Write the records out exactly as they read, but not the pictures.

Dataset extract
+--

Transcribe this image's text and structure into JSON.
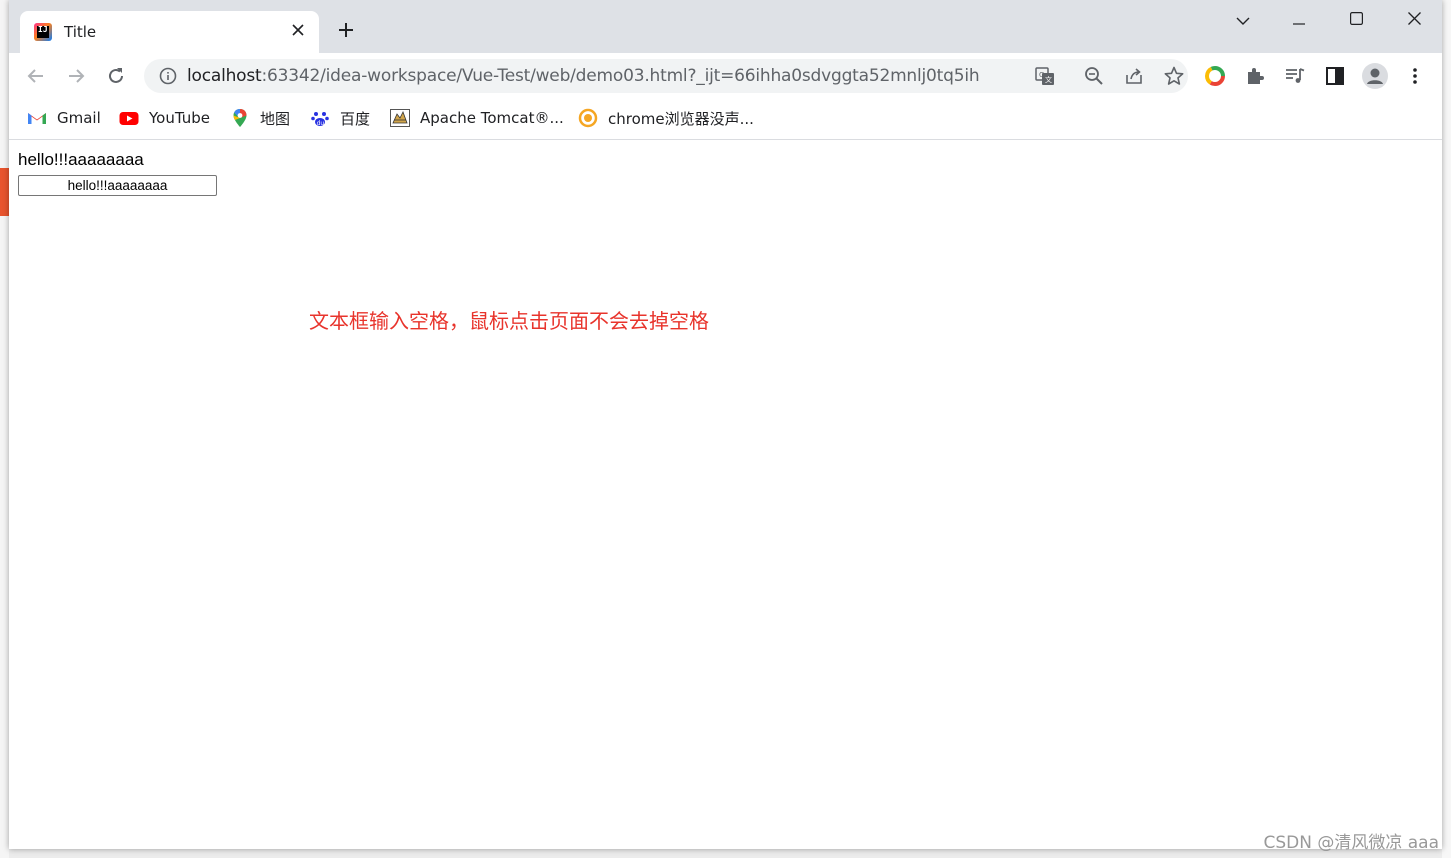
{
  "browser": {
    "tab": {
      "title": "Title",
      "favicon": "jetbrains-icon"
    },
    "new_tab_label": "+",
    "url": {
      "host": "localhost",
      "rest": ":63342/idea-workspace/Vue-Test/web/demo03.html?_ijt=66ihha0sdvggta52mnlj0tq5ih"
    },
    "bookmarks": [
      {
        "label": "Gmail",
        "icon": "gmail-icon"
      },
      {
        "label": "YouTube",
        "icon": "youtube-icon"
      },
      {
        "label": "地图",
        "icon": "maps-icon"
      },
      {
        "label": "百度",
        "icon": "baidu-icon"
      },
      {
        "label": "Apache Tomcat®...",
        "icon": "tomcat-icon"
      },
      {
        "label": "chrome浏览器没声...",
        "icon": "chrome-fix-icon"
      }
    ]
  },
  "page": {
    "message_text": "hello!!!aaaaaaaa",
    "input_value": "hello!!!aaaaaaaa",
    "note": "文本框输入空格，鼠标点击页面不会去掉空格"
  },
  "watermark": "CSDN @清风微凉 aaa",
  "colors": {
    "note": "#e8342c",
    "titlebar": "#dee1e6",
    "omnibox": "#f1f3f4"
  }
}
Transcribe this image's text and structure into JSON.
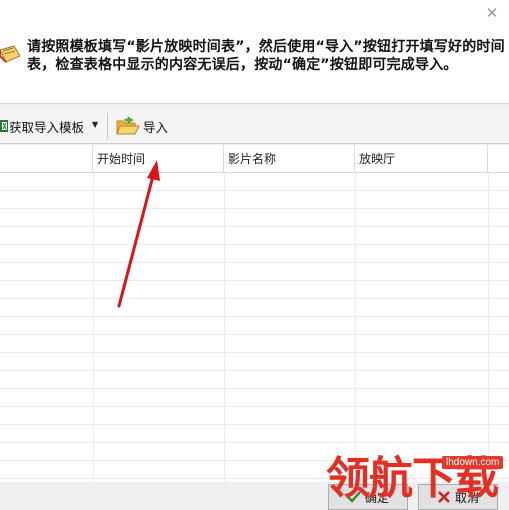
{
  "instruction": {
    "text": "请按照模板填写“影片放映时间表”，然后使用“导入”按钮打开填写好的时间表，检查表格中显示的内容无误后，按动“确定”按钮即可完成导入。"
  },
  "toolbar": {
    "get_template_label": "获取导入模板",
    "import_label": "导入"
  },
  "grid": {
    "columns": [
      "",
      "开始时间",
      "影片名称",
      "放映厅"
    ],
    "row_count": 17
  },
  "footer": {
    "ok_label": "确定",
    "cancel_label": "取消"
  },
  "watermark": {
    "text": "领航下载",
    "url": "lhdown.com"
  },
  "colors": {
    "arrow": "#d8151b",
    "watermark": "#e23024"
  },
  "icons": {
    "close": "close-icon",
    "note": "note-icon",
    "excel": "excel-icon",
    "folder": "folder-open-icon",
    "ok": "check-icon",
    "cancel": "cross-icon"
  }
}
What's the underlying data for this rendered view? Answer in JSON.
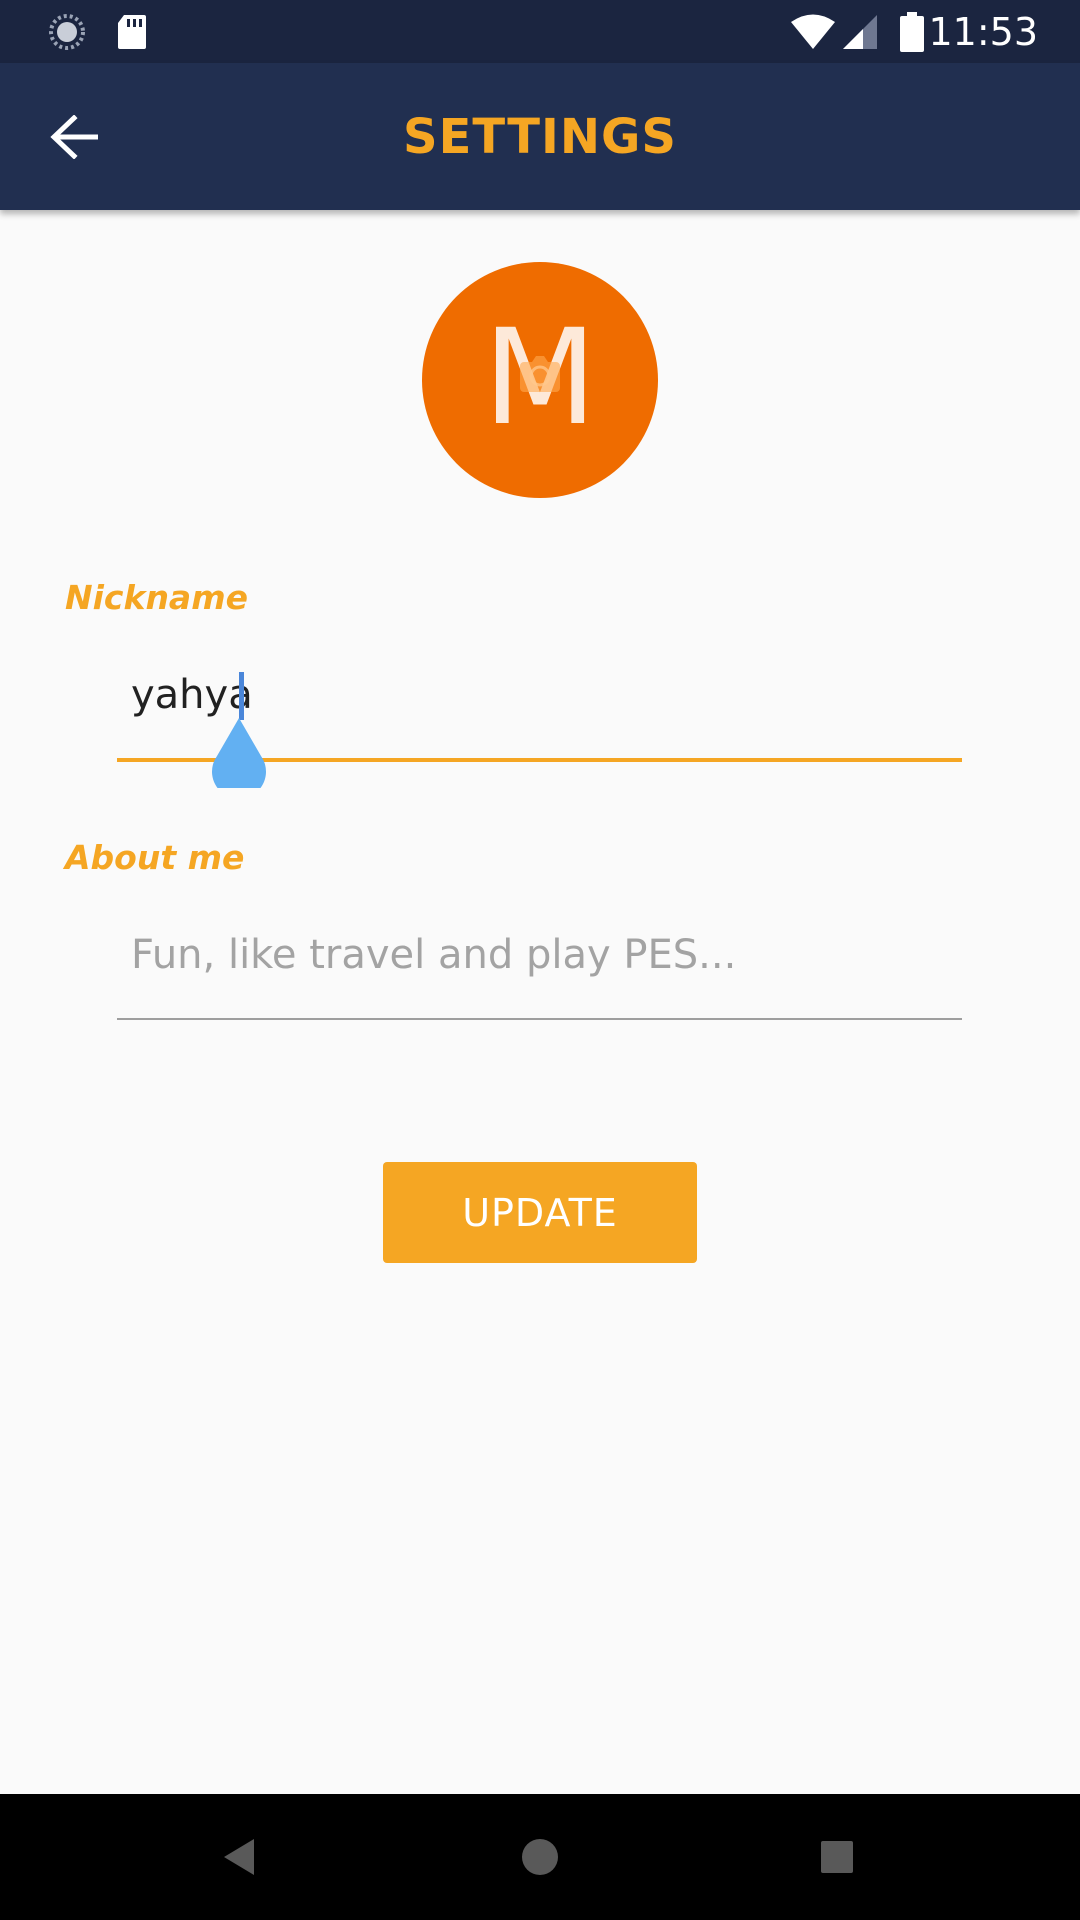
{
  "status_bar": {
    "time": "11:53",
    "icons": [
      "sync-icon",
      "sd-card-icon",
      "wifi-icon",
      "cell-signal-icon",
      "battery-icon"
    ]
  },
  "app_bar": {
    "title": "SETTINGS",
    "back_icon": "arrow-back-icon"
  },
  "avatar": {
    "letter": "M",
    "background": "#ef6c00",
    "overlay_icon": "camera-icon"
  },
  "form": {
    "nickname": {
      "label": "Nickname",
      "value": "yahya"
    },
    "about": {
      "label": "About me",
      "placeholder": "Fun, like travel and play PES..."
    }
  },
  "update_button": {
    "label": "UPDATE"
  },
  "nav_bar": {
    "icons": [
      "back-triangle-icon",
      "home-circle-icon",
      "recents-square-icon"
    ]
  },
  "colors": {
    "accent": "#f5a623",
    "status_bar": "#1b2540",
    "app_bar": "#212f50",
    "caret_handle": "#62b0f2"
  }
}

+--

Answer to this problem
Transcribe this image's text and structure into JSON.
{
  "browser": {
    "tab": {
      "title": "Title",
      "favicon": "jetbrains-icon"
    },
    "new_tab_label": "+",
    "url": {
      "host": "localhost",
      "rest": ":63342/idea-workspace/Vue-Test/web/demo03.html?_ijt=66ihha0sdvggta52mnlj0tq5ih"
    },
    "bookmarks": [
      {
        "label": "Gmail",
        "icon": "gmail-icon"
      },
      {
        "label": "YouTube",
        "icon": "youtube-icon"
      },
      {
        "label": "地图",
        "icon": "maps-icon"
      },
      {
        "label": "百度",
        "icon": "baidu-icon"
      },
      {
        "label": "Apache Tomcat®...",
        "icon": "tomcat-icon"
      },
      {
        "label": "chrome浏览器没声...",
        "icon": "chrome-fix-icon"
      }
    ]
  },
  "page": {
    "message_text": "hello!!!aaaaaaaa",
    "input_value": "hello!!!aaaaaaaa",
    "note": "文本框输入空格，鼠标点击页面不会去掉空格"
  },
  "watermark": "CSDN @清风微凉 aaa",
  "colors": {
    "note": "#e8342c",
    "titlebar": "#dee1e6",
    "omnibox": "#f1f3f4"
  }
}
Transcribe this image's text and structure into JSON.
{
  "instruction": {
    "text": "请按照模板填写“影片放映时间表”，然后使用“导入”按钮打开填写好的时间表，检查表格中显示的内容无误后，按动“确定”按钮即可完成导入。"
  },
  "toolbar": {
    "get_template_label": "获取导入模板",
    "import_label": "导入"
  },
  "grid": {
    "columns": [
      "",
      "开始时间",
      "影片名称",
      "放映厅"
    ],
    "row_count": 17
  },
  "footer": {
    "ok_label": "确定",
    "cancel_label": "取消"
  },
  "watermark": {
    "text": "领航下载",
    "url": "lhdown.com"
  },
  "colors": {
    "arrow": "#d8151b",
    "watermark": "#e23024"
  },
  "icons": {
    "close": "close-icon",
    "note": "note-icon",
    "excel": "excel-icon",
    "folder": "folder-open-icon",
    "ok": "check-icon",
    "cancel": "cross-icon"
  }
}
What's the underlying data for this rendered view? Answer in JSON.
{
  "status_bar": {
    "time": "11:53",
    "icons": [
      "sync-icon",
      "sd-card-icon",
      "wifi-icon",
      "cell-signal-icon",
      "battery-icon"
    ]
  },
  "app_bar": {
    "title": "SETTINGS",
    "back_icon": "arrow-back-icon"
  },
  "avatar": {
    "letter": "M",
    "background": "#ef6c00",
    "overlay_icon": "camera-icon"
  },
  "form": {
    "nickname": {
      "label": "Nickname",
      "value": "yahya"
    },
    "about": {
      "label": "About me",
      "placeholder": "Fun, like travel and play PES..."
    }
  },
  "update_button": {
    "label": "UPDATE"
  },
  "nav_bar": {
    "icons": [
      "back-triangle-icon",
      "home-circle-icon",
      "recents-square-icon"
    ]
  },
  "colors": {
    "accent": "#f5a623",
    "status_bar": "#1b2540",
    "app_bar": "#212f50",
    "caret_handle": "#62b0f2"
  }
}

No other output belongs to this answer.